Entries from a dataset of interfaces
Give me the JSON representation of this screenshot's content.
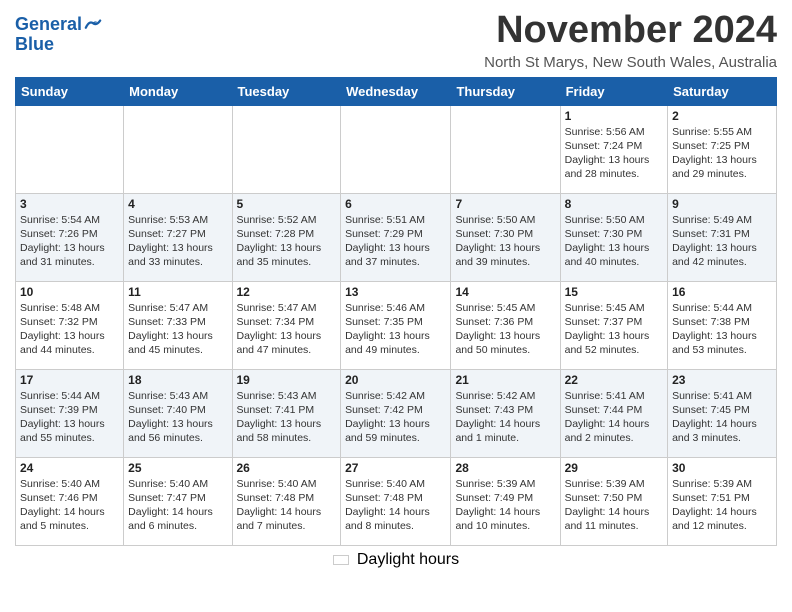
{
  "header": {
    "logo_line1": "General",
    "logo_line2": "Blue",
    "month_title": "November 2024",
    "subtitle": "North St Marys, New South Wales, Australia"
  },
  "days_of_week": [
    "Sunday",
    "Monday",
    "Tuesday",
    "Wednesday",
    "Thursday",
    "Friday",
    "Saturday"
  ],
  "weeks": [
    [
      {
        "day": "",
        "info": ""
      },
      {
        "day": "",
        "info": ""
      },
      {
        "day": "",
        "info": ""
      },
      {
        "day": "",
        "info": ""
      },
      {
        "day": "",
        "info": ""
      },
      {
        "day": "1",
        "info": "Sunrise: 5:56 AM\nSunset: 7:24 PM\nDaylight: 13 hours and 28 minutes."
      },
      {
        "day": "2",
        "info": "Sunrise: 5:55 AM\nSunset: 7:25 PM\nDaylight: 13 hours and 29 minutes."
      }
    ],
    [
      {
        "day": "3",
        "info": "Sunrise: 5:54 AM\nSunset: 7:26 PM\nDaylight: 13 hours and 31 minutes."
      },
      {
        "day": "4",
        "info": "Sunrise: 5:53 AM\nSunset: 7:27 PM\nDaylight: 13 hours and 33 minutes."
      },
      {
        "day": "5",
        "info": "Sunrise: 5:52 AM\nSunset: 7:28 PM\nDaylight: 13 hours and 35 minutes."
      },
      {
        "day": "6",
        "info": "Sunrise: 5:51 AM\nSunset: 7:29 PM\nDaylight: 13 hours and 37 minutes."
      },
      {
        "day": "7",
        "info": "Sunrise: 5:50 AM\nSunset: 7:30 PM\nDaylight: 13 hours and 39 minutes."
      },
      {
        "day": "8",
        "info": "Sunrise: 5:50 AM\nSunset: 7:30 PM\nDaylight: 13 hours and 40 minutes."
      },
      {
        "day": "9",
        "info": "Sunrise: 5:49 AM\nSunset: 7:31 PM\nDaylight: 13 hours and 42 minutes."
      }
    ],
    [
      {
        "day": "10",
        "info": "Sunrise: 5:48 AM\nSunset: 7:32 PM\nDaylight: 13 hours and 44 minutes."
      },
      {
        "day": "11",
        "info": "Sunrise: 5:47 AM\nSunset: 7:33 PM\nDaylight: 13 hours and 45 minutes."
      },
      {
        "day": "12",
        "info": "Sunrise: 5:47 AM\nSunset: 7:34 PM\nDaylight: 13 hours and 47 minutes."
      },
      {
        "day": "13",
        "info": "Sunrise: 5:46 AM\nSunset: 7:35 PM\nDaylight: 13 hours and 49 minutes."
      },
      {
        "day": "14",
        "info": "Sunrise: 5:45 AM\nSunset: 7:36 PM\nDaylight: 13 hours and 50 minutes."
      },
      {
        "day": "15",
        "info": "Sunrise: 5:45 AM\nSunset: 7:37 PM\nDaylight: 13 hours and 52 minutes."
      },
      {
        "day": "16",
        "info": "Sunrise: 5:44 AM\nSunset: 7:38 PM\nDaylight: 13 hours and 53 minutes."
      }
    ],
    [
      {
        "day": "17",
        "info": "Sunrise: 5:44 AM\nSunset: 7:39 PM\nDaylight: 13 hours and 55 minutes."
      },
      {
        "day": "18",
        "info": "Sunrise: 5:43 AM\nSunset: 7:40 PM\nDaylight: 13 hours and 56 minutes."
      },
      {
        "day": "19",
        "info": "Sunrise: 5:43 AM\nSunset: 7:41 PM\nDaylight: 13 hours and 58 minutes."
      },
      {
        "day": "20",
        "info": "Sunrise: 5:42 AM\nSunset: 7:42 PM\nDaylight: 13 hours and 59 minutes."
      },
      {
        "day": "21",
        "info": "Sunrise: 5:42 AM\nSunset: 7:43 PM\nDaylight: 14 hours and 1 minute."
      },
      {
        "day": "22",
        "info": "Sunrise: 5:41 AM\nSunset: 7:44 PM\nDaylight: 14 hours and 2 minutes."
      },
      {
        "day": "23",
        "info": "Sunrise: 5:41 AM\nSunset: 7:45 PM\nDaylight: 14 hours and 3 minutes."
      }
    ],
    [
      {
        "day": "24",
        "info": "Sunrise: 5:40 AM\nSunset: 7:46 PM\nDaylight: 14 hours and 5 minutes."
      },
      {
        "day": "25",
        "info": "Sunrise: 5:40 AM\nSunset: 7:47 PM\nDaylight: 14 hours and 6 minutes."
      },
      {
        "day": "26",
        "info": "Sunrise: 5:40 AM\nSunset: 7:48 PM\nDaylight: 14 hours and 7 minutes."
      },
      {
        "day": "27",
        "info": "Sunrise: 5:40 AM\nSunset: 7:48 PM\nDaylight: 14 hours and 8 minutes."
      },
      {
        "day": "28",
        "info": "Sunrise: 5:39 AM\nSunset: 7:49 PM\nDaylight: 14 hours and 10 minutes."
      },
      {
        "day": "29",
        "info": "Sunrise: 5:39 AM\nSunset: 7:50 PM\nDaylight: 14 hours and 11 minutes."
      },
      {
        "day": "30",
        "info": "Sunrise: 5:39 AM\nSunset: 7:51 PM\nDaylight: 14 hours and 12 minutes."
      }
    ]
  ],
  "footer": {
    "legend_label": "Daylight hours"
  }
}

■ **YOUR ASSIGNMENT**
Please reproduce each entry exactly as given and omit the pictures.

■ **TASK RESPONSE**
Give me the JSON representation of this screenshot's content.
{
  "header": {
    "logo_line1": "General",
    "logo_line2": "Blue",
    "month_title": "November 2024",
    "subtitle": "North St Marys, New South Wales, Australia"
  },
  "days_of_week": [
    "Sunday",
    "Monday",
    "Tuesday",
    "Wednesday",
    "Thursday",
    "Friday",
    "Saturday"
  ],
  "weeks": [
    [
      {
        "day": "",
        "info": ""
      },
      {
        "day": "",
        "info": ""
      },
      {
        "day": "",
        "info": ""
      },
      {
        "day": "",
        "info": ""
      },
      {
        "day": "",
        "info": ""
      },
      {
        "day": "1",
        "info": "Sunrise: 5:56 AM\nSunset: 7:24 PM\nDaylight: 13 hours and 28 minutes."
      },
      {
        "day": "2",
        "info": "Sunrise: 5:55 AM\nSunset: 7:25 PM\nDaylight: 13 hours and 29 minutes."
      }
    ],
    [
      {
        "day": "3",
        "info": "Sunrise: 5:54 AM\nSunset: 7:26 PM\nDaylight: 13 hours and 31 minutes."
      },
      {
        "day": "4",
        "info": "Sunrise: 5:53 AM\nSunset: 7:27 PM\nDaylight: 13 hours and 33 minutes."
      },
      {
        "day": "5",
        "info": "Sunrise: 5:52 AM\nSunset: 7:28 PM\nDaylight: 13 hours and 35 minutes."
      },
      {
        "day": "6",
        "info": "Sunrise: 5:51 AM\nSunset: 7:29 PM\nDaylight: 13 hours and 37 minutes."
      },
      {
        "day": "7",
        "info": "Sunrise: 5:50 AM\nSunset: 7:30 PM\nDaylight: 13 hours and 39 minutes."
      },
      {
        "day": "8",
        "info": "Sunrise: 5:50 AM\nSunset: 7:30 PM\nDaylight: 13 hours and 40 minutes."
      },
      {
        "day": "9",
        "info": "Sunrise: 5:49 AM\nSunset: 7:31 PM\nDaylight: 13 hours and 42 minutes."
      }
    ],
    [
      {
        "day": "10",
        "info": "Sunrise: 5:48 AM\nSunset: 7:32 PM\nDaylight: 13 hours and 44 minutes."
      },
      {
        "day": "11",
        "info": "Sunrise: 5:47 AM\nSunset: 7:33 PM\nDaylight: 13 hours and 45 minutes."
      },
      {
        "day": "12",
        "info": "Sunrise: 5:47 AM\nSunset: 7:34 PM\nDaylight: 13 hours and 47 minutes."
      },
      {
        "day": "13",
        "info": "Sunrise: 5:46 AM\nSunset: 7:35 PM\nDaylight: 13 hours and 49 minutes."
      },
      {
        "day": "14",
        "info": "Sunrise: 5:45 AM\nSunset: 7:36 PM\nDaylight: 13 hours and 50 minutes."
      },
      {
        "day": "15",
        "info": "Sunrise: 5:45 AM\nSunset: 7:37 PM\nDaylight: 13 hours and 52 minutes."
      },
      {
        "day": "16",
        "info": "Sunrise: 5:44 AM\nSunset: 7:38 PM\nDaylight: 13 hours and 53 minutes."
      }
    ],
    [
      {
        "day": "17",
        "info": "Sunrise: 5:44 AM\nSunset: 7:39 PM\nDaylight: 13 hours and 55 minutes."
      },
      {
        "day": "18",
        "info": "Sunrise: 5:43 AM\nSunset: 7:40 PM\nDaylight: 13 hours and 56 minutes."
      },
      {
        "day": "19",
        "info": "Sunrise: 5:43 AM\nSunset: 7:41 PM\nDaylight: 13 hours and 58 minutes."
      },
      {
        "day": "20",
        "info": "Sunrise: 5:42 AM\nSunset: 7:42 PM\nDaylight: 13 hours and 59 minutes."
      },
      {
        "day": "21",
        "info": "Sunrise: 5:42 AM\nSunset: 7:43 PM\nDaylight: 14 hours and 1 minute."
      },
      {
        "day": "22",
        "info": "Sunrise: 5:41 AM\nSunset: 7:44 PM\nDaylight: 14 hours and 2 minutes."
      },
      {
        "day": "23",
        "info": "Sunrise: 5:41 AM\nSunset: 7:45 PM\nDaylight: 14 hours and 3 minutes."
      }
    ],
    [
      {
        "day": "24",
        "info": "Sunrise: 5:40 AM\nSunset: 7:46 PM\nDaylight: 14 hours and 5 minutes."
      },
      {
        "day": "25",
        "info": "Sunrise: 5:40 AM\nSunset: 7:47 PM\nDaylight: 14 hours and 6 minutes."
      },
      {
        "day": "26",
        "info": "Sunrise: 5:40 AM\nSunset: 7:48 PM\nDaylight: 14 hours and 7 minutes."
      },
      {
        "day": "27",
        "info": "Sunrise: 5:40 AM\nSunset: 7:48 PM\nDaylight: 14 hours and 8 minutes."
      },
      {
        "day": "28",
        "info": "Sunrise: 5:39 AM\nSunset: 7:49 PM\nDaylight: 14 hours and 10 minutes."
      },
      {
        "day": "29",
        "info": "Sunrise: 5:39 AM\nSunset: 7:50 PM\nDaylight: 14 hours and 11 minutes."
      },
      {
        "day": "30",
        "info": "Sunrise: 5:39 AM\nSunset: 7:51 PM\nDaylight: 14 hours and 12 minutes."
      }
    ]
  ],
  "footer": {
    "legend_label": "Daylight hours"
  }
}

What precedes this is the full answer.